For the time being, Droombeek is just a website and a digital walk. But it also affords a glimpse of a possible future in which we will all be linking our stories, comments and ‘tags’ to places, quite literally laying a network of text, image and sound over the entire globe in what could be called a form of ‘ubiquitous localized publishing’. It is vital to start developing projects and applications capable of conveying a meaningful experience in such a situation and in so doing become a form a public action, as virtual graffiti (carving your name virtually on a place the way people now do on information boards) already is and as story projects like Droombeek have the potential to become because – in theory at least – they turn a place into a lived space. It is possible that we have always done this: we tell stories in order to create space – the aboriginals used ‘songlines’. The difference is that in future we will be able to ‘tune in’ on any street corner to the murmurings and sounds of the place we are in, to its history, associated desires, irritations, traumas. Whether you want to hear that ‘ubiquitous localized history’ will – hopefully – be up to you.
Droombeek was developed by Map&Movie (cartographer Edward Mac Gillavry and documentary maker Peter Dubois) in collaboration with the Telematica Institute. The pilot project in the spring of 2005 was partly financed by Digitale Pioniers. The project proper commenced in May 2006 and will run until 2007. It is jointly financed by VSB Fonds, Prins Bernhard Cultuur Fonds, the City of Enschede, the Domijn and de Woonplaats housing corporations, Rijksmuseum Twenthe and Stichting Enschedese Aannemers: www.droombeek.nl.
1. Michel de Certeau, ‘Spatial Stories’, in: The Practice of Everyday Life (Berkeley: University of California Press, 1984), 117.
2. Michel de Certeau, ‘Walking in the City’, in: ibid., 108.
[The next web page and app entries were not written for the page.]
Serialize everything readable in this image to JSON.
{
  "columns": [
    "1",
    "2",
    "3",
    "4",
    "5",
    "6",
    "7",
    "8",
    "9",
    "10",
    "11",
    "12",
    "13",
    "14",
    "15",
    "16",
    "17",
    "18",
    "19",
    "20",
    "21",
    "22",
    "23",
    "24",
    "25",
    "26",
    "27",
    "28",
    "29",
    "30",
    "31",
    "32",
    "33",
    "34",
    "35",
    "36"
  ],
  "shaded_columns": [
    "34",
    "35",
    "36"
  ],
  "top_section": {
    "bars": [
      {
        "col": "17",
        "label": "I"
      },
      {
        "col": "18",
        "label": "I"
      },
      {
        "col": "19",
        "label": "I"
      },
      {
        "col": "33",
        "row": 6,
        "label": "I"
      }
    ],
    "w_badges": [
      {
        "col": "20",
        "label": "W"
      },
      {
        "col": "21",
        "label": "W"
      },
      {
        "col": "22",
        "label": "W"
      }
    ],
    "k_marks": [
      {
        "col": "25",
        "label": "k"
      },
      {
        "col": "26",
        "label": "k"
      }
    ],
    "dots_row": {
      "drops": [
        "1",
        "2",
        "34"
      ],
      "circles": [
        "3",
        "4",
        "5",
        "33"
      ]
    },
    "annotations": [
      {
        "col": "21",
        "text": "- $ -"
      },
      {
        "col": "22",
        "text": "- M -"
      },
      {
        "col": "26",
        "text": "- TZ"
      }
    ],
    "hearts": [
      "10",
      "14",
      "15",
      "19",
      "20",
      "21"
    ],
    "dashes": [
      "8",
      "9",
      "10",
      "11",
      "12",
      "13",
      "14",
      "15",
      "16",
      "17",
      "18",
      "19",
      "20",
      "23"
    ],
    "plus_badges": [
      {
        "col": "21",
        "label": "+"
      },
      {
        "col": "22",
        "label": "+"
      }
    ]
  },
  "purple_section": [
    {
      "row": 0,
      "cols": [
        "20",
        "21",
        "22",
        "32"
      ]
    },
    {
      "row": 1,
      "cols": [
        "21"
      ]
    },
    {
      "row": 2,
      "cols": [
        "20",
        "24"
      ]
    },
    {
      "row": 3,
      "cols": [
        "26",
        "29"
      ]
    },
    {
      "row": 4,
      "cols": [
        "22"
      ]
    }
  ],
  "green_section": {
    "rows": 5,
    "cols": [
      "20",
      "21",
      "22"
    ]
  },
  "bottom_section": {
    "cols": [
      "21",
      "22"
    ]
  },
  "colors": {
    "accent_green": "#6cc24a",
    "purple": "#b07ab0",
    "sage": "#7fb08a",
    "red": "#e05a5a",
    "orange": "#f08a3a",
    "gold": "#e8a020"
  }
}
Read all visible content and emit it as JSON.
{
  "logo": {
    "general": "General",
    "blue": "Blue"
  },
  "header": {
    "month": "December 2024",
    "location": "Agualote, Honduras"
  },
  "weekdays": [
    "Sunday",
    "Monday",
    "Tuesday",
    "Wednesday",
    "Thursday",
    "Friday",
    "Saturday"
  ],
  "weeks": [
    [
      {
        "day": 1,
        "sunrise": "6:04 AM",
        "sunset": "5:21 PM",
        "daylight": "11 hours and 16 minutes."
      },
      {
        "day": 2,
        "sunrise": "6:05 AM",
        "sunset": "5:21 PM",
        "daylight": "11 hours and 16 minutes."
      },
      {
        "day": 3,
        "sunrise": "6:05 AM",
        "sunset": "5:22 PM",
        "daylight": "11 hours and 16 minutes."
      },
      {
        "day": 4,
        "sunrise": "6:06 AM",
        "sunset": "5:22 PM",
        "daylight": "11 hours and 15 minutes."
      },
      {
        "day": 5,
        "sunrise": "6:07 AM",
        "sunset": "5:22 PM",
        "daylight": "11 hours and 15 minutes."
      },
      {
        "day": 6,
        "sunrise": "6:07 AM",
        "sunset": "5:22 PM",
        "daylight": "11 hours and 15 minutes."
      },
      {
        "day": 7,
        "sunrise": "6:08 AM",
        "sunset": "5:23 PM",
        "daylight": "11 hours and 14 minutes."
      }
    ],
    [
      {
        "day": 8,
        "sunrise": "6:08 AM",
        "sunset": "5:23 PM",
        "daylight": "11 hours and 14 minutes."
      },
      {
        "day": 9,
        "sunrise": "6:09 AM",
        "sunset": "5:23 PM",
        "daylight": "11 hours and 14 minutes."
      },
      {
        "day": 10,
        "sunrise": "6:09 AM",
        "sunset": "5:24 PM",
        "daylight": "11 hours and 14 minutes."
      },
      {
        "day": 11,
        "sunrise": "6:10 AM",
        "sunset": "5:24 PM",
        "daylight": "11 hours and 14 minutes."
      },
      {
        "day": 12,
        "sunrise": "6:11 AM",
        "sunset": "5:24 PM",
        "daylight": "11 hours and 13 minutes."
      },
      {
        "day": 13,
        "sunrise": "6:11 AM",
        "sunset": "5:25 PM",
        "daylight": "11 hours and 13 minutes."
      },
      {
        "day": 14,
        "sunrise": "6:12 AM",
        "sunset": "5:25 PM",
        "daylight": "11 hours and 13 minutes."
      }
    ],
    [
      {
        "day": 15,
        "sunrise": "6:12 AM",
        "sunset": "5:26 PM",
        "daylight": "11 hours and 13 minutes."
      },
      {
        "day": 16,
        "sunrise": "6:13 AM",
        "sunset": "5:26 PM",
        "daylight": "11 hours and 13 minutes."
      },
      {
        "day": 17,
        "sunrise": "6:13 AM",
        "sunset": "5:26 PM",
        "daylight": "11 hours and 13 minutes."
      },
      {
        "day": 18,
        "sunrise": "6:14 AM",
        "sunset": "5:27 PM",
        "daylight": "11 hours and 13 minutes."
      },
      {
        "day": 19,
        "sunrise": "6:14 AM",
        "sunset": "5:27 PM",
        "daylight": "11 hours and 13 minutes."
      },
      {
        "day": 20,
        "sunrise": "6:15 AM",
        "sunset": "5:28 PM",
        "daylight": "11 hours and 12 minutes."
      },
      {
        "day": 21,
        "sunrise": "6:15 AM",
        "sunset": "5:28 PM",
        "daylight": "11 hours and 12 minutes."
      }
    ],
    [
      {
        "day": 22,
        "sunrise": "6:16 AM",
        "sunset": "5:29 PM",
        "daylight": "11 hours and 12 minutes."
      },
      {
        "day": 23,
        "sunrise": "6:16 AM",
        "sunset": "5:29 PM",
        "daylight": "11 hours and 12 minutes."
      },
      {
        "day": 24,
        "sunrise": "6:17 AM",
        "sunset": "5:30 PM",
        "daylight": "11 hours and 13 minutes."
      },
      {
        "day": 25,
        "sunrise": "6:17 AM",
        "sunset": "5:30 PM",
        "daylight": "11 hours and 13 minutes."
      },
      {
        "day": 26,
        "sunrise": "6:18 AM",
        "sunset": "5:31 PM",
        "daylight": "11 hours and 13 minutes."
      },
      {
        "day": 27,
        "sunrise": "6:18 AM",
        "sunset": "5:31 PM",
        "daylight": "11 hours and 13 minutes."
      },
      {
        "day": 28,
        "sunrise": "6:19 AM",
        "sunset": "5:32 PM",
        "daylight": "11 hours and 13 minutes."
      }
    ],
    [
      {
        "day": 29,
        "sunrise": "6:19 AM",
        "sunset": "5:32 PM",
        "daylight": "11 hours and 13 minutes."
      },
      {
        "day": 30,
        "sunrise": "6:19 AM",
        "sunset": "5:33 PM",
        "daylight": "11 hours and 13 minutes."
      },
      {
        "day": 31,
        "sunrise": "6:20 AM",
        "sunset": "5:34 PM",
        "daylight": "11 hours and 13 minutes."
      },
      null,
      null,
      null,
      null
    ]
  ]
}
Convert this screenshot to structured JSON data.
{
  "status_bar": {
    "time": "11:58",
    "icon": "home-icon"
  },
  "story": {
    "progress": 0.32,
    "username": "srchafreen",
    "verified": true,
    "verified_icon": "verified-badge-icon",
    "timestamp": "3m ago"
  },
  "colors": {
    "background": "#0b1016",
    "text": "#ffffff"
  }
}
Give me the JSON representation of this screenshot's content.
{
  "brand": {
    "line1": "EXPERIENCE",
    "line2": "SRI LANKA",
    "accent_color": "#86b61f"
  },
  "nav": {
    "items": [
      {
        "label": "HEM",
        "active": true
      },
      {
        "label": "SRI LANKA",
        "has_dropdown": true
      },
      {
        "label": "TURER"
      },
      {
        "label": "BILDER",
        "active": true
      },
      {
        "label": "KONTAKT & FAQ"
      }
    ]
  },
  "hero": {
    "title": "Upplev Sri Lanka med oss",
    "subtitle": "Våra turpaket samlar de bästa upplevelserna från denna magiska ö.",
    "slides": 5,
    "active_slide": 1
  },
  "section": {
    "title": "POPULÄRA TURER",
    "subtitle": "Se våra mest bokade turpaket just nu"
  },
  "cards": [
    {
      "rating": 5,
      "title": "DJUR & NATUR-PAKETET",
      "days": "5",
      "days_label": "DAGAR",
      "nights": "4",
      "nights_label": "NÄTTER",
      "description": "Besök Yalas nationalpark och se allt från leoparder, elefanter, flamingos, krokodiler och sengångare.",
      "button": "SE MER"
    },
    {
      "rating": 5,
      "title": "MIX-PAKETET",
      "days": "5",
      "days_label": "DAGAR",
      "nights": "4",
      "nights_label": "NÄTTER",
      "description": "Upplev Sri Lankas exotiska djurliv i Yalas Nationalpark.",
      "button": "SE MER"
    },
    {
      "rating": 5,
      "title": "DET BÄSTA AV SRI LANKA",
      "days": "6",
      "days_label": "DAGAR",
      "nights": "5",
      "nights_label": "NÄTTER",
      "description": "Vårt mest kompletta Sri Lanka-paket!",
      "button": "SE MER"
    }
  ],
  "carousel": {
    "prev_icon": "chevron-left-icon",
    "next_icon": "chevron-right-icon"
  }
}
Arie Altena writes about art, technology and new media. He is an editor / researcher at the V2_Archief in Rotterdam, teaches Interactive Media and Environments at the Frank Mohr Institute and is a co-organizer of Sonic Acts. In 2006 he conducted research at the Jan van Eyck Academie. His blog research project, In the Loop, is part of the Ubiscribe project, for which he also edited the POD book Pervasive Personal Participatory, Ubiscribe 0.9.0 (2006).